## EXERCISE OBJECTIVE
Go through the entries and write each one out again unchanged.

Web page and app entries
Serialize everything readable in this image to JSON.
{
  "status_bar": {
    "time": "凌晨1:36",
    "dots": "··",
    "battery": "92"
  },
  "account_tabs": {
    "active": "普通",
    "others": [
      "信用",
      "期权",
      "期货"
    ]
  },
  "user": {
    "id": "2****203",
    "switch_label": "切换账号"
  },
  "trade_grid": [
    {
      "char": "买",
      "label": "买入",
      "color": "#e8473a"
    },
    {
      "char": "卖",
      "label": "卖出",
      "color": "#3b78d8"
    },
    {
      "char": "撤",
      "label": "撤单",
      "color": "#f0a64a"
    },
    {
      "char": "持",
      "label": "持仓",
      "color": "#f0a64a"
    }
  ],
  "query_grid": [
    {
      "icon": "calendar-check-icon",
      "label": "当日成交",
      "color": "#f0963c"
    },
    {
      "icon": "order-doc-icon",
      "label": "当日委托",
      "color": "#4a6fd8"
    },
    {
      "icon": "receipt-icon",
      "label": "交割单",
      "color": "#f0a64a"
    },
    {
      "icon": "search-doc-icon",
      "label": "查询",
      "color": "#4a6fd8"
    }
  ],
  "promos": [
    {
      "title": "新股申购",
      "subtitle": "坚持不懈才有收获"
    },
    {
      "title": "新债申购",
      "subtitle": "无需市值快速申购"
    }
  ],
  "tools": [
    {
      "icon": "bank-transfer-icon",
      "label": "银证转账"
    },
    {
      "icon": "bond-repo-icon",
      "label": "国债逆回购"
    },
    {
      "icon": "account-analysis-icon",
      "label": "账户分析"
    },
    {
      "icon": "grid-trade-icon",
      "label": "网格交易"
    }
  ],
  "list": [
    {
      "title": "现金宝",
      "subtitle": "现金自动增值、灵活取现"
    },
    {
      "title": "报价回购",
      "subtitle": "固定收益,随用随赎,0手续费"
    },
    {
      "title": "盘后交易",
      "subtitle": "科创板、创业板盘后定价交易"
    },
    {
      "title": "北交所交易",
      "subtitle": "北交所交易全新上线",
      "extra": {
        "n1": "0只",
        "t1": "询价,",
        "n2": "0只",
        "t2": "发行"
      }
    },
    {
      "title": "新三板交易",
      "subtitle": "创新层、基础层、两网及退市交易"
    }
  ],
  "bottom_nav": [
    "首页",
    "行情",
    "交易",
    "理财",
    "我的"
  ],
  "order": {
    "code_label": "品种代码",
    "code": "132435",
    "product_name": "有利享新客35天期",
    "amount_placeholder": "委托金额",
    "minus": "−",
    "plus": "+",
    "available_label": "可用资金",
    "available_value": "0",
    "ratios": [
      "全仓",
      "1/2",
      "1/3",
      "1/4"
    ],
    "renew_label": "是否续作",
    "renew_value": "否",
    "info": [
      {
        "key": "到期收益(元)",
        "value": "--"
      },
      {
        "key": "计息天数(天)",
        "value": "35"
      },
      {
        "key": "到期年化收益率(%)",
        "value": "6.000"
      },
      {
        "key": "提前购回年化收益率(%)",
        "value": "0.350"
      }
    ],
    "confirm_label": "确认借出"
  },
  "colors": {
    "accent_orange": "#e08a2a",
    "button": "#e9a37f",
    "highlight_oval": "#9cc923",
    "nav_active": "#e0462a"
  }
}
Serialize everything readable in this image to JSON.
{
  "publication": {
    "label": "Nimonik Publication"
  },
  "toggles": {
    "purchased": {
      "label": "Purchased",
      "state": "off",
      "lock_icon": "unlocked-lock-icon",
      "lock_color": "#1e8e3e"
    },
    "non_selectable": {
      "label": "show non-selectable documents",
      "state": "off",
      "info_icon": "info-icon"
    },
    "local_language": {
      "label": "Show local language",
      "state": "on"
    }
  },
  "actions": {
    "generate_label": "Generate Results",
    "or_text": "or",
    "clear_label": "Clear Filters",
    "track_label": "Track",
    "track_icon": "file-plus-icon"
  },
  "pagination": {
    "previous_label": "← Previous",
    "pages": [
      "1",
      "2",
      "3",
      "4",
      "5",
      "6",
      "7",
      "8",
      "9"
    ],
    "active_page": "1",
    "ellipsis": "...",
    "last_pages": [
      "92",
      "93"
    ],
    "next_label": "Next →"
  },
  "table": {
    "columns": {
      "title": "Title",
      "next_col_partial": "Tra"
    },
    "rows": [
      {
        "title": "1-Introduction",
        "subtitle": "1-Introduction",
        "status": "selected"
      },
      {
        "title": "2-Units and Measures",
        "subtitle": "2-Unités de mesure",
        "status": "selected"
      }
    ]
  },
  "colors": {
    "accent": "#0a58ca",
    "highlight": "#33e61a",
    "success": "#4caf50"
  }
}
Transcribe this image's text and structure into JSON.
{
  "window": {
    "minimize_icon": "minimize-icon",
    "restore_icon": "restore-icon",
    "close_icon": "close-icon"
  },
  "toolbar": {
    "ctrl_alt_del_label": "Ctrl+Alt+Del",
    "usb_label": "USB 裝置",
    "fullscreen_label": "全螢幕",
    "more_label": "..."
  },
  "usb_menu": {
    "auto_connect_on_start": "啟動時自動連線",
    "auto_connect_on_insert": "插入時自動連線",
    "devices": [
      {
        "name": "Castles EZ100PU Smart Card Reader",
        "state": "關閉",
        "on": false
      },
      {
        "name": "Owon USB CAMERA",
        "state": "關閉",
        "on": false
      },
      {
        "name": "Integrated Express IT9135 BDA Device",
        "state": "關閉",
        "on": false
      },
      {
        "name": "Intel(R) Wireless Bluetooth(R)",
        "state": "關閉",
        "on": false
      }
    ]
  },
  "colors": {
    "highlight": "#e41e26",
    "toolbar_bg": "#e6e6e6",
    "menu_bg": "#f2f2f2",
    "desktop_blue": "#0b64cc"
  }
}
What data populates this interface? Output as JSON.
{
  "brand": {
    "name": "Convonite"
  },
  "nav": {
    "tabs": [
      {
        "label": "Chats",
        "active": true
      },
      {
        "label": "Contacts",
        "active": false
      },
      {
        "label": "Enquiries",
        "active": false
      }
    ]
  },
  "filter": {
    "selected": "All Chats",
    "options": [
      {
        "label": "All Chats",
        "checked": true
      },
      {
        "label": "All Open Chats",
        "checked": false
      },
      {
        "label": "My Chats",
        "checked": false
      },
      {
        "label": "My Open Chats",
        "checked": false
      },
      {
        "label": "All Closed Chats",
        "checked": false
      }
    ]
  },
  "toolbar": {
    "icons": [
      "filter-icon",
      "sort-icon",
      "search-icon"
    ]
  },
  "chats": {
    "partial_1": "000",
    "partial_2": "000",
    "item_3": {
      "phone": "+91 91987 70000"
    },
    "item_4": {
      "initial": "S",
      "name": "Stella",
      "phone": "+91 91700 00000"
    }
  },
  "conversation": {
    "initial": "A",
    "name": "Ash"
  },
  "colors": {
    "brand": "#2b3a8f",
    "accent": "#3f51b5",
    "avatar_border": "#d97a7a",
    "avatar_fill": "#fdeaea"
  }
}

## TASK RESPONSE
Serialize everything readable in this image to JSON.
{
  "status_bar": {
    "time": "凌晨1:36",
    "dots": "··",
    "battery": "92"
  },
  "account_tabs": {
    "active": "普通",
    "others": [
      "信用",
      "期权",
      "期货"
    ]
  },
  "user": {
    "id": "2****203",
    "switch_label": "切换账号"
  },
  "trade_grid": [
    {
      "char": "买",
      "label": "买入",
      "color": "#e8473a"
    },
    {
      "char": "卖",
      "label": "卖出",
      "color": "#3b78d8"
    },
    {
      "char": "撤",
      "label": "撤单",
      "color": "#f0a64a"
    },
    {
      "char": "持",
      "label": "持仓",
      "color": "#f0a64a"
    }
  ],
  "query_grid": [
    {
      "icon": "calendar-check-icon",
      "label": "当日成交",
      "color": "#f0963c"
    },
    {
      "icon": "order-doc-icon",
      "label": "当日委托",
      "color": "#4a6fd8"
    },
    {
      "icon": "receipt-icon",
      "label": "交割单",
      "color": "#f0a64a"
    },
    {
      "icon": "search-doc-icon",
      "label": "查询",
      "color": "#4a6fd8"
    }
  ],
  "promos": [
    {
      "title": "新股申购",
      "subtitle": "坚持不懈才有收获"
    },
    {
      "title": "新债申购",
      "subtitle": "无需市值快速申购"
    }
  ],
  "tools": [
    {
      "icon": "bank-transfer-icon",
      "label": "银证转账"
    },
    {
      "icon": "bond-repo-icon",
      "label": "国债逆回购"
    },
    {
      "icon": "account-analysis-icon",
      "label": "账户分析"
    },
    {
      "icon": "grid-trade-icon",
      "label": "网格交易"
    }
  ],
  "list": [
    {
      "title": "现金宝",
      "subtitle": "现金自动增值、灵活取现"
    },
    {
      "title": "报价回购",
      "subtitle": "固定收益,随用随赎,0手续费"
    },
    {
      "title": "盘后交易",
      "subtitle": "科创板、创业板盘后定价交易"
    },
    {
      "title": "北交所交易",
      "subtitle": "北交所交易全新上线",
      "extra": {
        "n1": "0只",
        "t1": "询价,",
        "n2": "0只",
        "t2": "发行"
      }
    },
    {
      "title": "新三板交易",
      "subtitle": "创新层、基础层、两网及退市交易"
    }
  ],
  "bottom_nav": [
    "首页",
    "行情",
    "交易",
    "理财",
    "我的"
  ],
  "order": {
    "code_label": "品种代码",
    "code": "132435",
    "product_name": "有利享新客35天期",
    "amount_placeholder": "委托金额",
    "minus": "−",
    "plus": "+",
    "available_label": "可用资金",
    "available_value": "0",
    "ratios": [
      "全仓",
      "1/2",
      "1/3",
      "1/4"
    ],
    "renew_label": "是否续作",
    "renew_value": "否",
    "info": [
      {
        "key": "到期收益(元)",
        "value": "--"
      },
      {
        "key": "计息天数(天)",
        "value": "35"
      },
      {
        "key": "到期年化收益率(%)",
        "value": "6.000"
      },
      {
        "key": "提前购回年化收益率(%)",
        "value": "0.350"
      }
    ],
    "confirm_label": "确认借出"
  },
  "colors": {
    "accent_orange": "#e08a2a",
    "button": "#e9a37f",
    "highlight_oval": "#9cc923",
    "nav_active": "#e0462a"
  }
}
Serialize everything readable in this image to JSON.
{
  "publication": {
    "label": "Nimonik Publication"
  },
  "toggles": {
    "purchased": {
      "label": "Purchased",
      "state": "off",
      "lock_icon": "unlocked-lock-icon",
      "lock_color": "#1e8e3e"
    },
    "non_selectable": {
      "label": "show non-selectable documents",
      "state": "off",
      "info_icon": "info-icon"
    },
    "local_language": {
      "label": "Show local language",
      "state": "on"
    }
  },
  "actions": {
    "generate_label": "Generate Results",
    "or_text": "or",
    "clear_label": "Clear Filters",
    "track_label": "Track",
    "track_icon": "file-plus-icon"
  },
  "pagination": {
    "previous_label": "← Previous",
    "pages": [
      "1",
      "2",
      "3",
      "4",
      "5",
      "6",
      "7",
      "8",
      "9"
    ],
    "active_page": "1",
    "ellipsis": "...",
    "last_pages": [
      "92",
      "93"
    ],
    "next_label": "Next →"
  },
  "table": {
    "columns": {
      "title": "Title",
      "next_col_partial": "Tra"
    },
    "rows": [
      {
        "title": "1-Introduction",
        "subtitle": "1-Introduction",
        "status": "selected"
      },
      {
        "title": "2-Units and Measures",
        "subtitle": "2-Unités de mesure",
        "status": "selected"
      }
    ]
  },
  "colors": {
    "accent": "#0a58ca",
    "highlight": "#33e61a",
    "success": "#4caf50"
  }
}
Transcribe this image's text and structure into JSON.
{
  "window": {
    "minimize_icon": "minimize-icon",
    "restore_icon": "restore-icon",
    "close_icon": "close-icon"
  },
  "toolbar": {
    "ctrl_alt_del_label": "Ctrl+Alt+Del",
    "usb_label": "USB 裝置",
    "fullscreen_label": "全螢幕",
    "more_label": "..."
  },
  "usb_menu": {
    "auto_connect_on_start": "啟動時自動連線",
    "auto_connect_on_insert": "插入時自動連線",
    "devices": [
      {
        "name": "Castles EZ100PU Smart Card Reader",
        "state": "關閉",
        "on": false
      },
      {
        "name": "Owon USB CAMERA",
        "state": "關閉",
        "on": false
      },
      {
        "name": "Integrated Express IT9135 BDA Device",
        "state": "關閉",
        "on": false
      },
      {
        "name": "Intel(R) Wireless Bluetooth(R)",
        "state": "關閉",
        "on": false
      }
    ]
  },
  "colors": {
    "highlight": "#e41e26",
    "toolbar_bg": "#e6e6e6",
    "menu_bg": "#f2f2f2",
    "desktop_blue": "#0b64cc"
  }
}
What data populates this interface? Output as JSON.
{
  "brand": {
    "name": "Convonite"
  },
  "nav": {
    "tabs": [
      {
        "label": "Chats",
        "active": true
      },
      {
        "label": "Contacts",
        "active": false
      },
      {
        "label": "Enquiries",
        "active": false
      }
    ]
  },
  "filter": {
    "selected": "All Chats",
    "options": [
      {
        "label": "All Chats",
        "checked": true
      },
      {
        "label": "All Open Chats",
        "checked": false
      },
      {
        "label": "My Chats",
        "checked": false
      },
      {
        "label": "My Open Chats",
        "checked": false
      },
      {
        "label": "All Closed Chats",
        "checked": false
      }
    ]
  },
  "toolbar": {
    "icons": [
      "filter-icon",
      "sort-icon",
      "search-icon"
    ]
  },
  "chats": {
    "partial_1": "000",
    "partial_2": "000",
    "item_3": {
      "phone": "+91 91987 70000"
    },
    "item_4": {
      "initial": "S",
      "name": "Stella",
      "phone": "+91 91700 00000"
    }
  },
  "conversation": {
    "initial": "A",
    "name": "Ash"
  },
  "colors": {
    "brand": "#2b3a8f",
    "accent": "#3f51b5",
    "avatar_border": "#d97a7a",
    "avatar_fill": "#fdeaea"
  }
}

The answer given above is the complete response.